> Stored items

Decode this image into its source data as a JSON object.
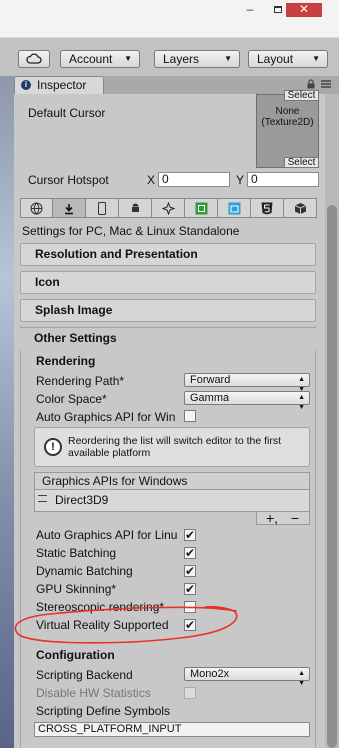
{
  "window": {
    "minimize": "–",
    "close": "✕"
  },
  "toolbar": {
    "cloud_icon": "cloud-icon",
    "account_label": "Account",
    "layers_label": "Layers",
    "layout_label": "Layout",
    "dropdown_arrow": "▼"
  },
  "inspector_tab": {
    "label": "Inspector",
    "icon": "i"
  },
  "cursor": {
    "default_cursor_label": "Default Cursor",
    "texture_value": "None (Texture2D)",
    "select_label": "Select",
    "hotspot_label": "Cursor Hotspot",
    "x_label": "X",
    "x_value": "0",
    "y_label": "Y",
    "y_value": "0"
  },
  "platform_tabs": [
    {
      "icon": "globe-icon",
      "glyph": "🌐"
    },
    {
      "icon": "download-icon",
      "glyph": "⬇"
    },
    {
      "icon": "phone-icon",
      "glyph": "▯"
    },
    {
      "icon": "android-icon",
      "glyph": "✤"
    },
    {
      "icon": "unity-icon",
      "glyph": "✷"
    },
    {
      "icon": "xbox-icon",
      "glyph": "▣"
    },
    {
      "icon": "windows-store-icon",
      "glyph": "▦"
    },
    {
      "icon": "html5-icon",
      "glyph": "5"
    },
    {
      "icon": "cube-icon",
      "glyph": "◧"
    }
  ],
  "settings_for": "Settings for PC, Mac & Linux Standalone",
  "foldouts": {
    "resolution": "Resolution and Presentation",
    "icon": "Icon",
    "splash": "Splash Image",
    "other": "Other Settings"
  },
  "rendering": {
    "section_title": "Rendering",
    "rendering_path_label": "Rendering Path*",
    "rendering_path_value": "Forward",
    "color_space_label": "Color Space*",
    "color_space_value": "Gamma",
    "auto_gapi_win_label": "Auto Graphics API for Win",
    "auto_gapi_win_checked": false,
    "help_text": "Reordering the list will switch editor to the first available platform",
    "help_icon": "!",
    "gapi_list_title": "Graphics APIs for Windows",
    "gapi_items": [
      "Direct3D9"
    ],
    "add_label": "+,",
    "remove_label": "−",
    "auto_gapi_linux_label": "Auto Graphics API for Linu",
    "auto_gapi_linux_checked": true,
    "static_batching_label": "Static Batching",
    "static_batching_checked": true,
    "dynamic_batching_label": "Dynamic Batching",
    "dynamic_batching_checked": true,
    "gpu_skinning_label": "GPU Skinning*",
    "gpu_skinning_checked": true,
    "stereo_label": "Stereoscopic rendering*",
    "stereo_checked": false,
    "vr_label": "Virtual Reality Supported",
    "vr_checked": true,
    "check_glyph": "✔"
  },
  "configuration": {
    "section_title": "Configuration",
    "scripting_backend_label": "Scripting Backend",
    "scripting_backend_value": "Mono2x",
    "disable_hw_stats_label": "Disable HW Statistics",
    "define_symbols_label": "Scripting Define Symbols",
    "define_symbols_value": "CROSS_PLATFORM_INPUT"
  },
  "colors": {
    "annotation": "#e8332a",
    "close_button": "#c94040"
  }
}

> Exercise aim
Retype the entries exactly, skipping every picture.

> Your solution
Decode this image into its source data as a JSON object.
{
  "window": {
    "minimize": "–",
    "close": "✕"
  },
  "toolbar": {
    "cloud_icon": "cloud-icon",
    "account_label": "Account",
    "layers_label": "Layers",
    "layout_label": "Layout",
    "dropdown_arrow": "▼"
  },
  "inspector_tab": {
    "label": "Inspector",
    "icon": "i"
  },
  "cursor": {
    "default_cursor_label": "Default Cursor",
    "texture_value": "None (Texture2D)",
    "select_label": "Select",
    "hotspot_label": "Cursor Hotspot",
    "x_label": "X",
    "x_value": "0",
    "y_label": "Y",
    "y_value": "0"
  },
  "platform_tabs": [
    {
      "icon": "globe-icon",
      "glyph": "🌐"
    },
    {
      "icon": "download-icon",
      "glyph": "⬇"
    },
    {
      "icon": "phone-icon",
      "glyph": "▯"
    },
    {
      "icon": "android-icon",
      "glyph": "✤"
    },
    {
      "icon": "unity-icon",
      "glyph": "✷"
    },
    {
      "icon": "xbox-icon",
      "glyph": "▣"
    },
    {
      "icon": "windows-store-icon",
      "glyph": "▦"
    },
    {
      "icon": "html5-icon",
      "glyph": "5"
    },
    {
      "icon": "cube-icon",
      "glyph": "◧"
    }
  ],
  "settings_for": "Settings for PC, Mac & Linux Standalone",
  "foldouts": {
    "resolution": "Resolution and Presentation",
    "icon": "Icon",
    "splash": "Splash Image",
    "other": "Other Settings"
  },
  "rendering": {
    "section_title": "Rendering",
    "rendering_path_label": "Rendering Path*",
    "rendering_path_value": "Forward",
    "color_space_label": "Color Space*",
    "color_space_value": "Gamma",
    "auto_gapi_win_label": "Auto Graphics API for Win",
    "auto_gapi_win_checked": false,
    "help_text": "Reordering the list will switch editor to the first available platform",
    "help_icon": "!",
    "gapi_list_title": "Graphics APIs for Windows",
    "gapi_items": [
      "Direct3D9"
    ],
    "add_label": "+,",
    "remove_label": "−",
    "auto_gapi_linux_label": "Auto Graphics API for Linu",
    "auto_gapi_linux_checked": true,
    "static_batching_label": "Static Batching",
    "static_batching_checked": true,
    "dynamic_batching_label": "Dynamic Batching",
    "dynamic_batching_checked": true,
    "gpu_skinning_label": "GPU Skinning*",
    "gpu_skinning_checked": true,
    "stereo_label": "Stereoscopic rendering*",
    "stereo_checked": false,
    "vr_label": "Virtual Reality Supported",
    "vr_checked": true,
    "check_glyph": "✔"
  },
  "configuration": {
    "section_title": "Configuration",
    "scripting_backend_label": "Scripting Backend",
    "scripting_backend_value": "Mono2x",
    "disable_hw_stats_label": "Disable HW Statistics",
    "define_symbols_label": "Scripting Define Symbols",
    "define_symbols_value": "CROSS_PLATFORM_INPUT"
  },
  "colors": {
    "annotation": "#e8332a",
    "close_button": "#c94040"
  }
}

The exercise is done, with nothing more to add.